PROBLEM TO WORK ON:
A single number is the answer: the count of lines in these records with "현금영수증" in them.

(DATA SHOWN)

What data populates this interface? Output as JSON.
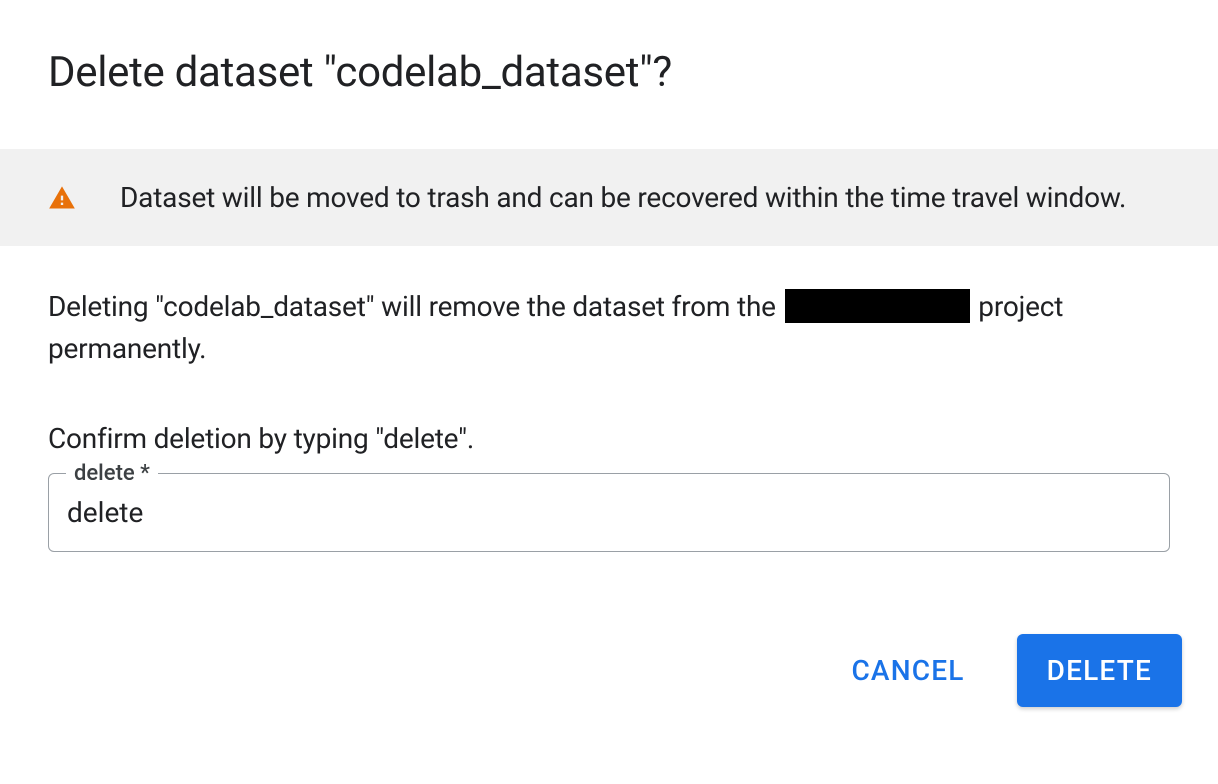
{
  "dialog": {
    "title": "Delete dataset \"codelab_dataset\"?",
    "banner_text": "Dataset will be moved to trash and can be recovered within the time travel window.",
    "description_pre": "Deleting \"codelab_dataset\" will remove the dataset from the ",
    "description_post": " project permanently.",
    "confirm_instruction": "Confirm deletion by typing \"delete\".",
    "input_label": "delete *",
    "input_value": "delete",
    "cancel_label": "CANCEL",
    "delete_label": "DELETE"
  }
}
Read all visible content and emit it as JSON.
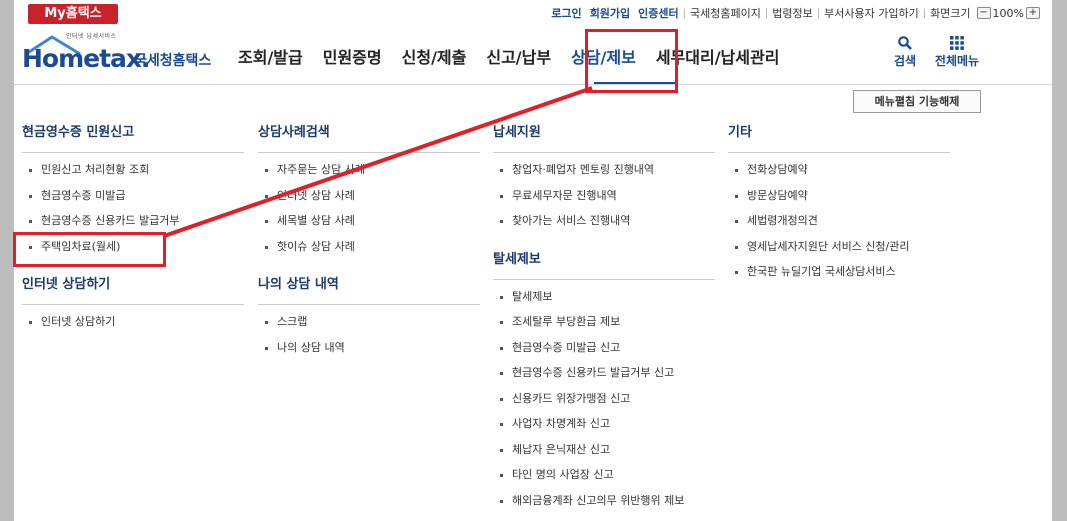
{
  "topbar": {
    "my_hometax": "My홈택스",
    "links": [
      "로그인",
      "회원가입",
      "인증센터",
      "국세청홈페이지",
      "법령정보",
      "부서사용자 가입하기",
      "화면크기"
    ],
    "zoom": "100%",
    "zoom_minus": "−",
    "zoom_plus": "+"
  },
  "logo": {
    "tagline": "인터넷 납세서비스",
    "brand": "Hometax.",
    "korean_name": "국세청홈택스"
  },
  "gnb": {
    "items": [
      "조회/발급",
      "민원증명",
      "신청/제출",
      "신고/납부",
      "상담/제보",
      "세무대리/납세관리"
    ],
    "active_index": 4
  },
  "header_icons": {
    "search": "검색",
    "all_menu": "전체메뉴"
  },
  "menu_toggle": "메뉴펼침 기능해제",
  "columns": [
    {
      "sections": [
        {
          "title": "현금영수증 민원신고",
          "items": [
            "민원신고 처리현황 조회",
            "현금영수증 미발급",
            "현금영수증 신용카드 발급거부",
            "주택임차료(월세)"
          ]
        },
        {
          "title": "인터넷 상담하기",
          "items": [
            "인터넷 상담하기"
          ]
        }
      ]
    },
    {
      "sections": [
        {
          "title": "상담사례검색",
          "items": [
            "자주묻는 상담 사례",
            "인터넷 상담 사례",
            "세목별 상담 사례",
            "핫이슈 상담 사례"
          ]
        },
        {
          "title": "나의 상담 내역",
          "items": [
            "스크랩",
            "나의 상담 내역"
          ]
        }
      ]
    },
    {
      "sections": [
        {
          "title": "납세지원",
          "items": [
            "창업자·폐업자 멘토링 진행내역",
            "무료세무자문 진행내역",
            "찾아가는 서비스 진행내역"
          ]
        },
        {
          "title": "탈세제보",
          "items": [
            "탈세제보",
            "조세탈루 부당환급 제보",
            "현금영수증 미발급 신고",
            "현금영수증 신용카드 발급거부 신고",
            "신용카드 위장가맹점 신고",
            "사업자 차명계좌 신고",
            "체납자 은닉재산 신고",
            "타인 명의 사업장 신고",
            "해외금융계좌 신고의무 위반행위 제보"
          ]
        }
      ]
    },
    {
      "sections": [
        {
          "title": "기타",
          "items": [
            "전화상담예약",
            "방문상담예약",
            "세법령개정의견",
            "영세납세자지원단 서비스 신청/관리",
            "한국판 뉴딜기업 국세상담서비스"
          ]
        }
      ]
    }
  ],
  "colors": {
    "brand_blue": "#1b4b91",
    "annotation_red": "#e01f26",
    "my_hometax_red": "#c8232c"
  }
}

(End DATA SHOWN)
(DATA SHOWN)

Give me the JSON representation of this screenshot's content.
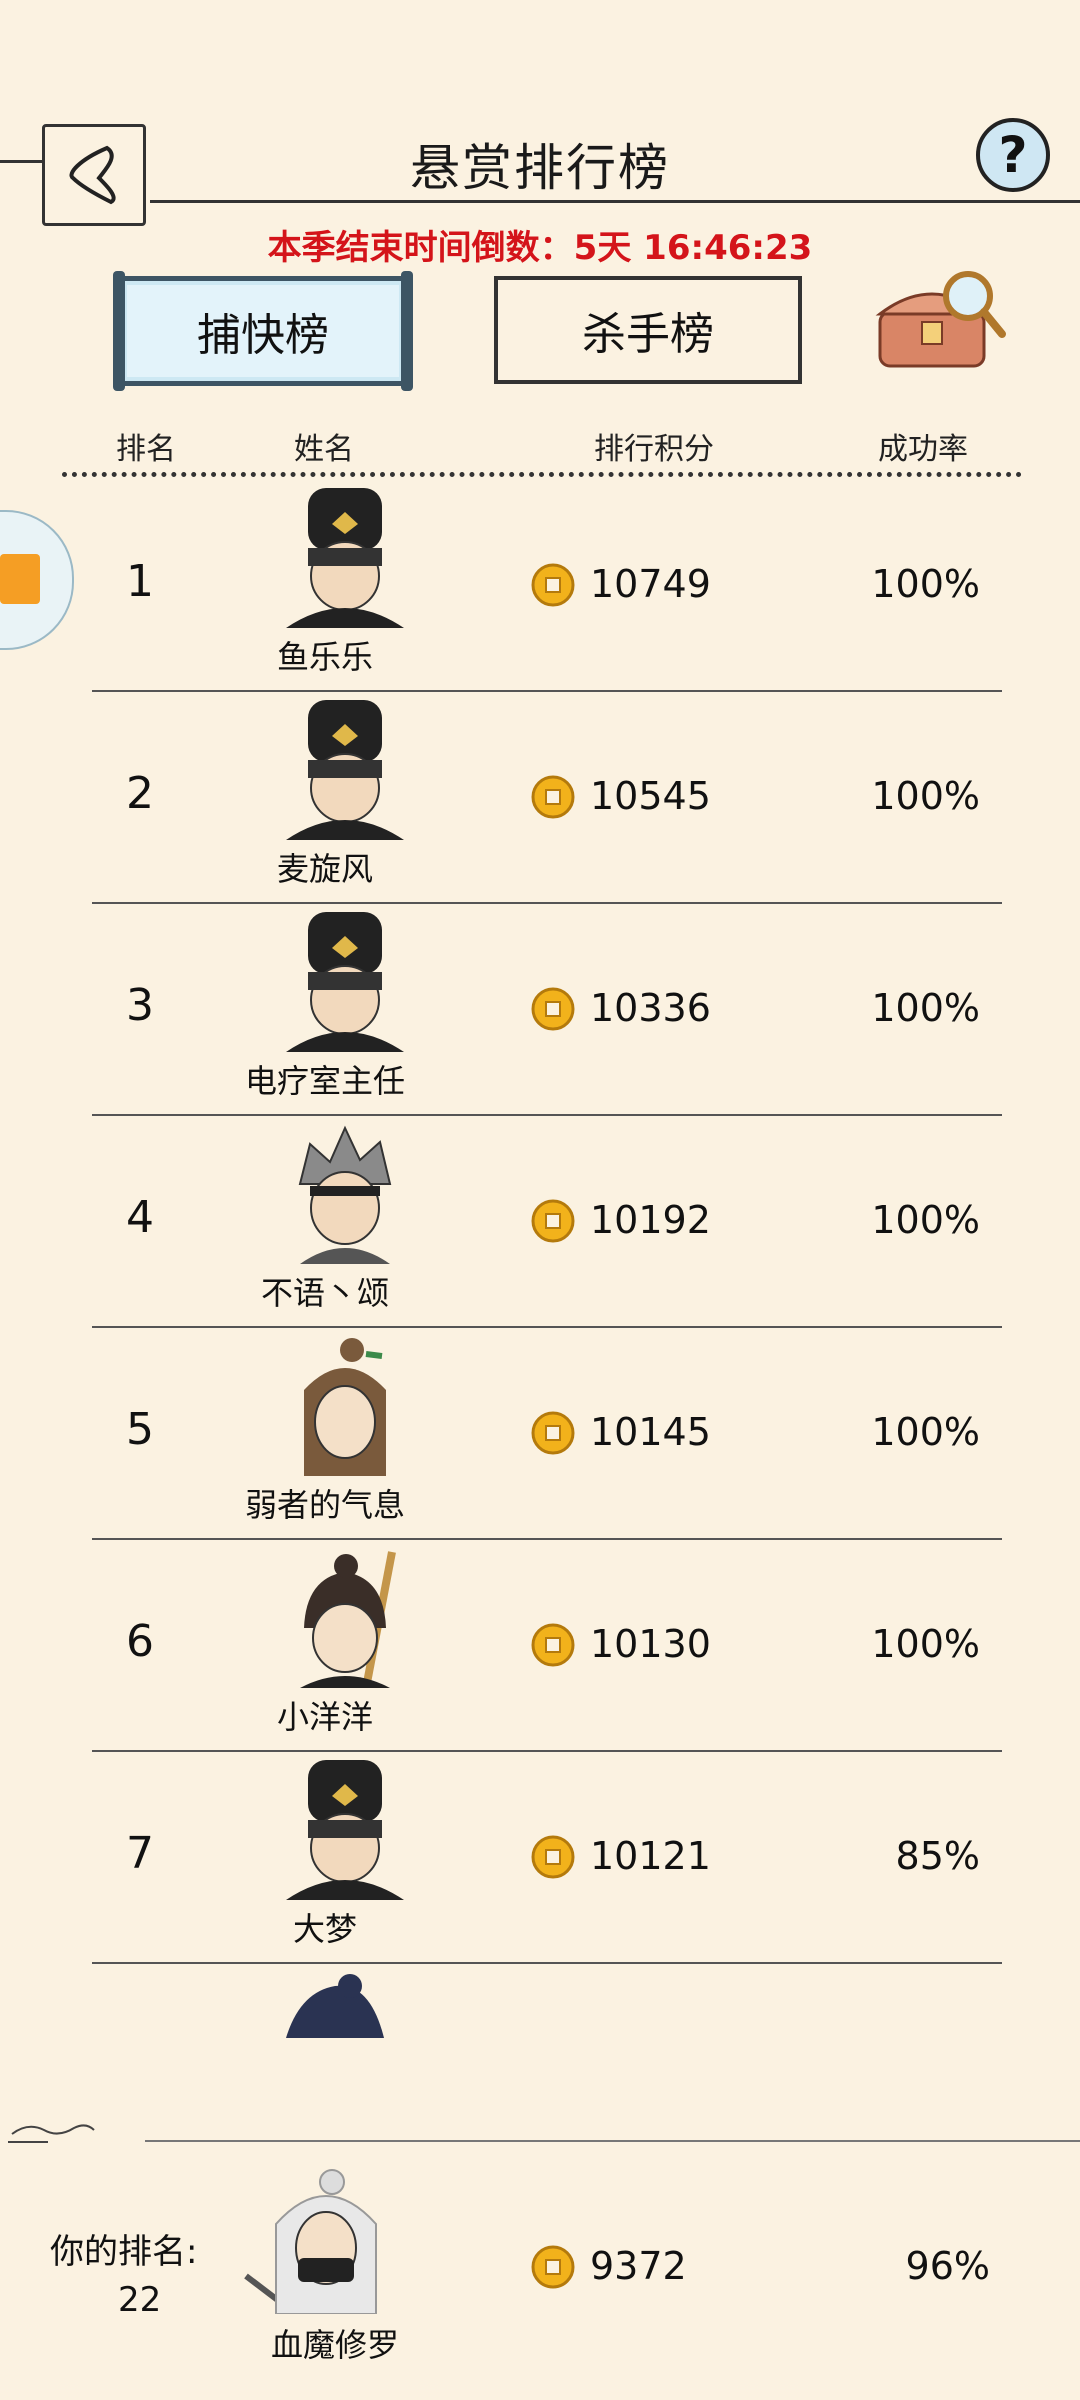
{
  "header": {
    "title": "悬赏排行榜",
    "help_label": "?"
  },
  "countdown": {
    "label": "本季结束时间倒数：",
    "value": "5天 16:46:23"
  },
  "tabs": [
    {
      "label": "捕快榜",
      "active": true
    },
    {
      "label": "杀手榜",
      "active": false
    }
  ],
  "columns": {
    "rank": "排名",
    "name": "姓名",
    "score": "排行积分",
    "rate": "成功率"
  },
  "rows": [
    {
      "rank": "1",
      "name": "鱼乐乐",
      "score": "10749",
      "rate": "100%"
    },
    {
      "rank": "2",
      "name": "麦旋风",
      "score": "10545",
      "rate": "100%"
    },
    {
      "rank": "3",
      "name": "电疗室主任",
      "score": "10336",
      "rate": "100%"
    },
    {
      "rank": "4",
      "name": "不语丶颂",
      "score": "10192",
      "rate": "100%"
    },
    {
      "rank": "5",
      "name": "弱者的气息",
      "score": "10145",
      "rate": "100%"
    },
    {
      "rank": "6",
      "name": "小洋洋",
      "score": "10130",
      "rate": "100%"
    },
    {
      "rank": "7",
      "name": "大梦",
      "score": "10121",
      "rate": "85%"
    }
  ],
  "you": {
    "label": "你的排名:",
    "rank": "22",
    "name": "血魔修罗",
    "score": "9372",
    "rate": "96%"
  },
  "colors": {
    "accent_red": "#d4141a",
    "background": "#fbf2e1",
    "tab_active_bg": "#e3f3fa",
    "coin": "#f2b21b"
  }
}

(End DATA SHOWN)
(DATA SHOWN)

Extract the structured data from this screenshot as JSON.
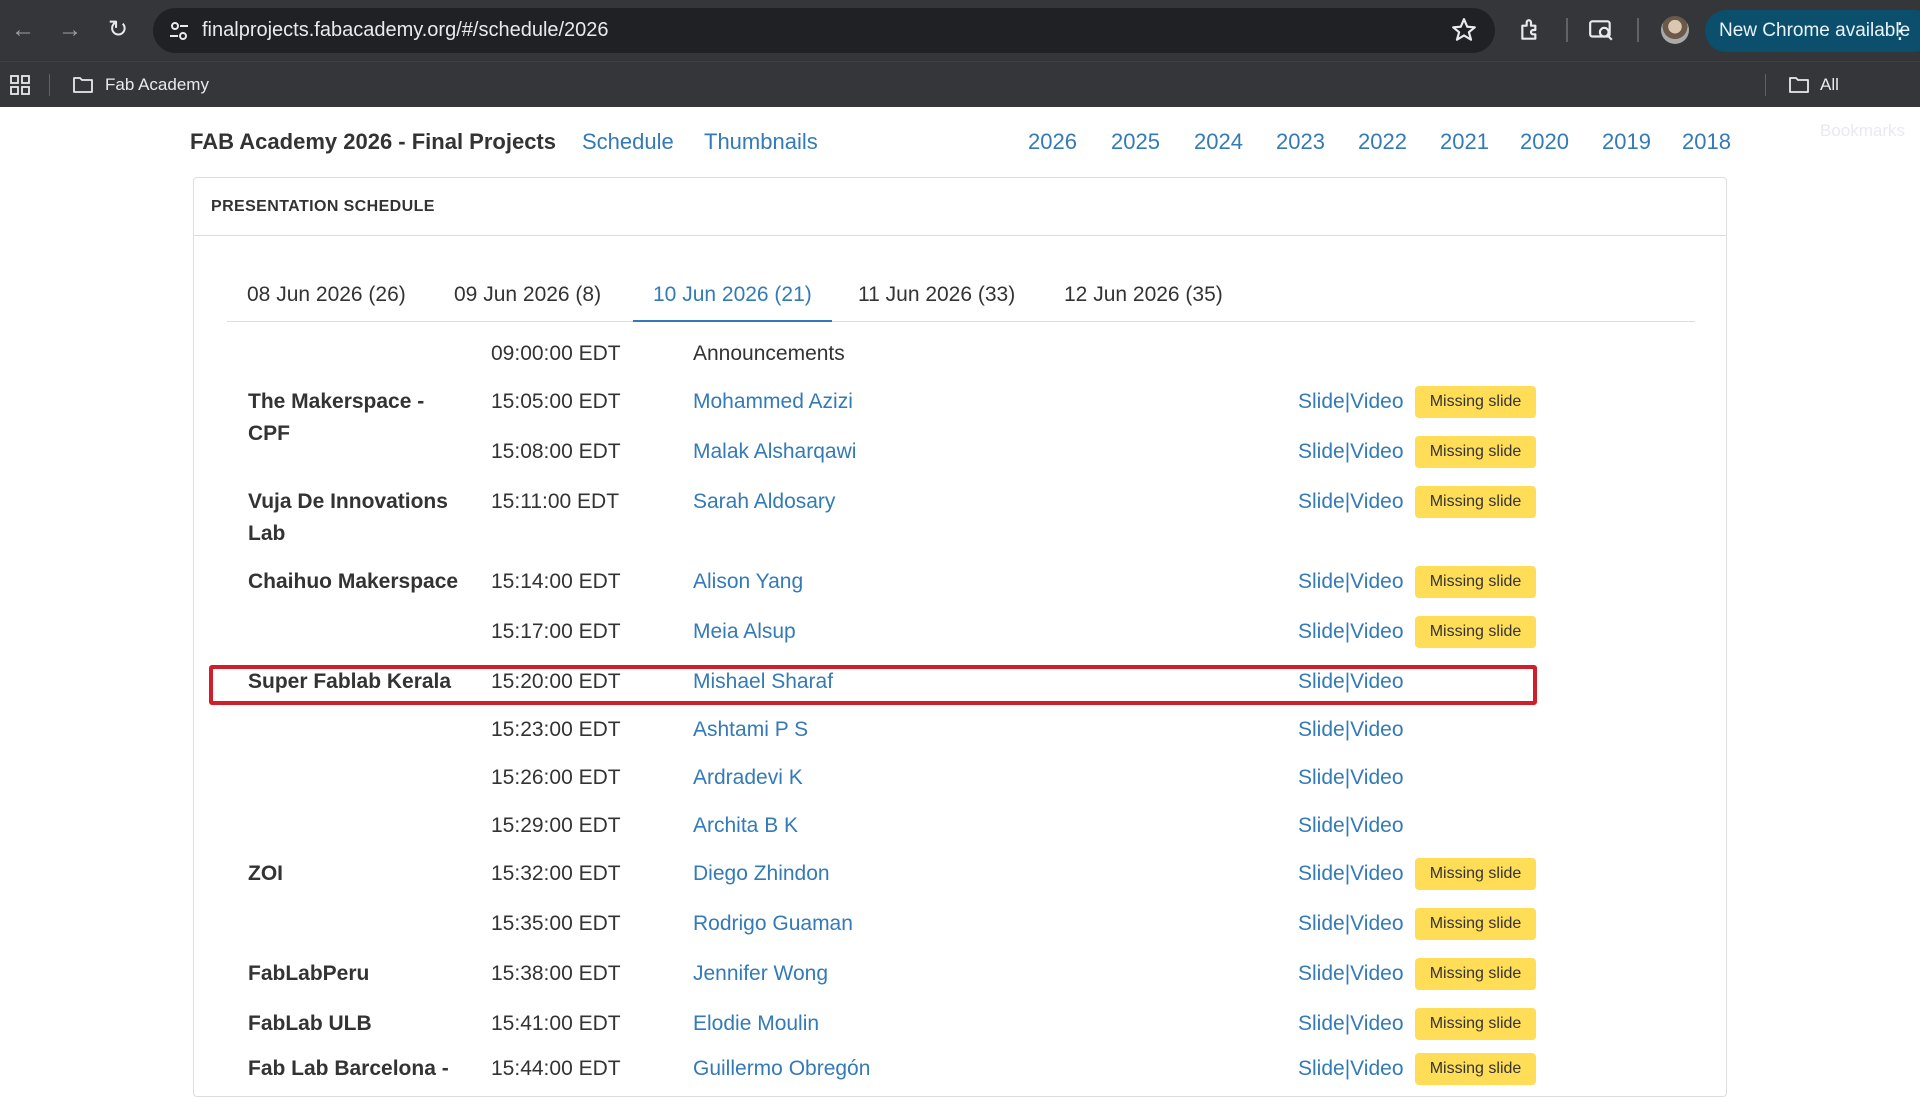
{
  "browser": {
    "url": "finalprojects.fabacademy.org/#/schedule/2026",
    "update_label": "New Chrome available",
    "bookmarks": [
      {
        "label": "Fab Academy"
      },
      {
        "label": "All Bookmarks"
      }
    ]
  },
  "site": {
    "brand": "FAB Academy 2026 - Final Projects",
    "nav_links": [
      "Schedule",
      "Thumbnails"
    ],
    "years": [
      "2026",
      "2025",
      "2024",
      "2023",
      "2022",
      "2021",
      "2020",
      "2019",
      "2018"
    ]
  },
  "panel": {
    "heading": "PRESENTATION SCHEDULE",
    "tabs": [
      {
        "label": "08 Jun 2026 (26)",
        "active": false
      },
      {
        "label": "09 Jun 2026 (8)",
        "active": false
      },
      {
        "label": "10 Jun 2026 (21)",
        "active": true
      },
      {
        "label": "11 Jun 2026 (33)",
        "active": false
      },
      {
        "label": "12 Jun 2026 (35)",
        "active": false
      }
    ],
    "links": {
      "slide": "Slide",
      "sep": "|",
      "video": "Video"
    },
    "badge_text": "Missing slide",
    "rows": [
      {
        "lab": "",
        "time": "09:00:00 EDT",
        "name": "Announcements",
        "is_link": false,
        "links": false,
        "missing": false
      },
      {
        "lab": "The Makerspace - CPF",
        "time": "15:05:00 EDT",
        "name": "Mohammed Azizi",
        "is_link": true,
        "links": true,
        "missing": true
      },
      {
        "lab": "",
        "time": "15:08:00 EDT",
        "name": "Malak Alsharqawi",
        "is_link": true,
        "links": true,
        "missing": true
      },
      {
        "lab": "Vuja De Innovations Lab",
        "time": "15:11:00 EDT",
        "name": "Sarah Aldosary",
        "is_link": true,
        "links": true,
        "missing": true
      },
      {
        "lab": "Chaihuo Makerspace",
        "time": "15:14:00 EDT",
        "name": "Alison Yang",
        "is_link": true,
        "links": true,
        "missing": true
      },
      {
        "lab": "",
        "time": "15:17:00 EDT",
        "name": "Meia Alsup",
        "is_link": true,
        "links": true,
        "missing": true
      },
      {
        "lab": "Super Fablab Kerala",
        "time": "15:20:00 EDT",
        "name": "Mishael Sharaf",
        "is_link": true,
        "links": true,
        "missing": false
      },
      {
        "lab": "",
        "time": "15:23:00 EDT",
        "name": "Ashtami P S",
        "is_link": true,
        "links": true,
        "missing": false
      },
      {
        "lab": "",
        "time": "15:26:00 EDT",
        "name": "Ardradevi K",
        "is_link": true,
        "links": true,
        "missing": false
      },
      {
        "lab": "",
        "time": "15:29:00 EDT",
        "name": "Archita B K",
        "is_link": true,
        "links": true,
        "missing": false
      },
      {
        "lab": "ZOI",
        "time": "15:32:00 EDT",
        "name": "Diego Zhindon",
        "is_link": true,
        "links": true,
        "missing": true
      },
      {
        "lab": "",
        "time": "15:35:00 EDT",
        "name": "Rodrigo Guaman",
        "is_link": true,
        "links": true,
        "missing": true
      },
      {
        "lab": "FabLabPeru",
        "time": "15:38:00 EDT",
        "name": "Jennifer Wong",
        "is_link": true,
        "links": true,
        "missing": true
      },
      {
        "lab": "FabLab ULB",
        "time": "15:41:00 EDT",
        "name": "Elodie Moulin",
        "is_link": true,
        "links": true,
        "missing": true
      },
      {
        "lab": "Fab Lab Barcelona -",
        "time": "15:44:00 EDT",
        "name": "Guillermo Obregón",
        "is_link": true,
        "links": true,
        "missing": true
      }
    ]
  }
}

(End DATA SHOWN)

REPLY:
5